by Steve Ryfle
It wasn't very long ago that a Las Vegas gig signaled the waning days of an entertainer's career. As recently as the mid-nineties, the big marquees on Sin City's fabled strip bore nostalgic names like Johnny Mathis, Engelbert Humperdinck, Tony Orlando and Liberace, who played out their faded luster and old-school showmanship in tacky showrooms, to dwindling crowds of aging gamblers.
What a difference a decade makes. Everyone knows about Las Vegas's economic makeover, with gigantic, new, first-class casino hotels replacing old, dumpy ones and a publicity campaign to lure back the young and fashionably hip (you've seen those "what happens here, stays here" ads, no doubt). No longer is Vegas a place where celebrities are put out to pasture; it's where they go to make big bucks playing for huge, well moneyed crowds.
It's where Elton John gets paid $75 million to play a series of Caesar's Palace shows spanning three years. It's where comics like Ray Romano, Jerry Seinfeld and Jay Leno routinely play to sold-out audiences. Where concerts by Britney Spears and Josh Groban no longer seem out of place.
"The city has done some very clever marketing," says Mike Charashi, author of the forthcoming book, "The Gamble: A Las Vegas Story."
"There has obviously been tremendous growth, with all the new hotels, and that's increased tourism in recent years. But the image of Las Vegas has also improved. It used to be that people under 30 wouldn't go there, because it was viewed as a destination for senior citizens. Now the city is luring young people, and you're seeing a lot of new, more contemporary acts. It's sort of like it was back in the fifties and sixties, but on a gargantuan scale."
The Las Vegas Strip had its origins in 1946, when mobster Bugsy Siegel erected the Flamingo Hotel, modeled after resort hotels in Miami. A casino building boom followed in the fifties, with classic names like the Tropicana, Desert Inn, and the Dunes appearing along Las Vegas Boulevard. There were two tiers of entertainment in those days. Lounge acts, which were free except the cost of a drink, spawned names like Don Rickles, Buddy Hackett, Shecky Greene and Louis Prima. In the showrooms, kings like Frank Sinatra, Dean Martin, Sammy Davis, Jr. and Jack Jones ruled. In 1970, Elvis Presley played a sold-out series of concerts at the Las Vegas Hilton that are considered a high point of his musical career.

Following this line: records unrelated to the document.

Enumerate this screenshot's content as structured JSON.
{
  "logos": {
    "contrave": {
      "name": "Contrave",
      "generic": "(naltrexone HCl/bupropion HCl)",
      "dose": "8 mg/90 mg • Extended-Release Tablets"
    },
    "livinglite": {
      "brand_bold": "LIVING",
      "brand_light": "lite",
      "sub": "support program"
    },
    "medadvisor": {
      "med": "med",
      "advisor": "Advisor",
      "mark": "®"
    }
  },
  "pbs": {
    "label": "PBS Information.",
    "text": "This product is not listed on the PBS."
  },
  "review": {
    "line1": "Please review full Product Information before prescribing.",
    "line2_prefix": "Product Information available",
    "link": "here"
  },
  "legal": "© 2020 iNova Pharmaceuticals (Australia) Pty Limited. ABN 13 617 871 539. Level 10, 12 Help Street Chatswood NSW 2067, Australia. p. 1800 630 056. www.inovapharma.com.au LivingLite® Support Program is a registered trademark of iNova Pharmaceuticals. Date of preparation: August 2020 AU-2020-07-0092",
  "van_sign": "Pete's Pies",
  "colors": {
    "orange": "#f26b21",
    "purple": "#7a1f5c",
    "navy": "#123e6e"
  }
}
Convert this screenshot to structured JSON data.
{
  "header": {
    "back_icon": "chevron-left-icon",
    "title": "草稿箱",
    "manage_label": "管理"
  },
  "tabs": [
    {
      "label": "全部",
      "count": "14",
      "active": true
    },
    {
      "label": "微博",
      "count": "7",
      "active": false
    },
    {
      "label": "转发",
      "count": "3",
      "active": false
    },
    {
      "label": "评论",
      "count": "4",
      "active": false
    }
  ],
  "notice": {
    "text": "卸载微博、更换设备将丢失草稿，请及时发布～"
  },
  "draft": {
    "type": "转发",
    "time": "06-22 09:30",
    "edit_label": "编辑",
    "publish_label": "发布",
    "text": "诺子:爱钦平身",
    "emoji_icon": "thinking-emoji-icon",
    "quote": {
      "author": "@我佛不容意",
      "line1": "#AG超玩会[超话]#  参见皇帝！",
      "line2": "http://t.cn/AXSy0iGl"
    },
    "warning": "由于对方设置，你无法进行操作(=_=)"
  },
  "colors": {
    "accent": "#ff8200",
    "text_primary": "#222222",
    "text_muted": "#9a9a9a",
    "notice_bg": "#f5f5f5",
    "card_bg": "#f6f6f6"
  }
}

But somewhere along the way, cool turned to crassness, and Vegas became a place where old stars humiliated themselves for a steady paycheck. By the mid-seventies, a fat, drug-addled Elvis was sweating out "Burning Love" to his aging female fans -- a memory that seemed to haunt the city's legacy for years.
Charashi says Las Vegas's resurgence as an entertainment powerhouse began in the nineties, when venues like the Hard Rock Hotel opened, catering to younger clientele. "Now we're seeing a broad spectrum of first-rate entertainers, from Barbra Streisand to Britney Spears and Ricky Martin, that sort of thing. It runs the gamut."
Indeed it does. In the near future, Elton John, Barry Manilow and Cher perform at Caesar's, the Hilton and the MGM Grand, respectively; Snoop Dogg and Chingy are booked at the Mandalay Bay's House of Blues; Swedish rock phenoms The Hives recently played at the Hard Rock.
But does that mean Las Vegas has shed its kitsch factor?
Hardly. Wayne Newton is still a big draw, and impersonator impresario Danny Gans is known as the most successful act in town. You can still buy overpriced tickets to see acts like Andy Williams, Bobby Vinton, Sha Na Na, Hootie and the Blowfish, Survivor (they of "Eye of the Tiger" infamy), Connie Stevens, Eddie Money -- the list goes on. For every A-list entertainer that blows through this town, there seems to be about 100 retro acts cashing in on what's left of their fame.
"That's never going to change," Charashi says. "Just because the city's a little more hip now, that doesn't mean the older entertainers are going to disappear. They're part of the landscape. It wouldn't be Vegas without them."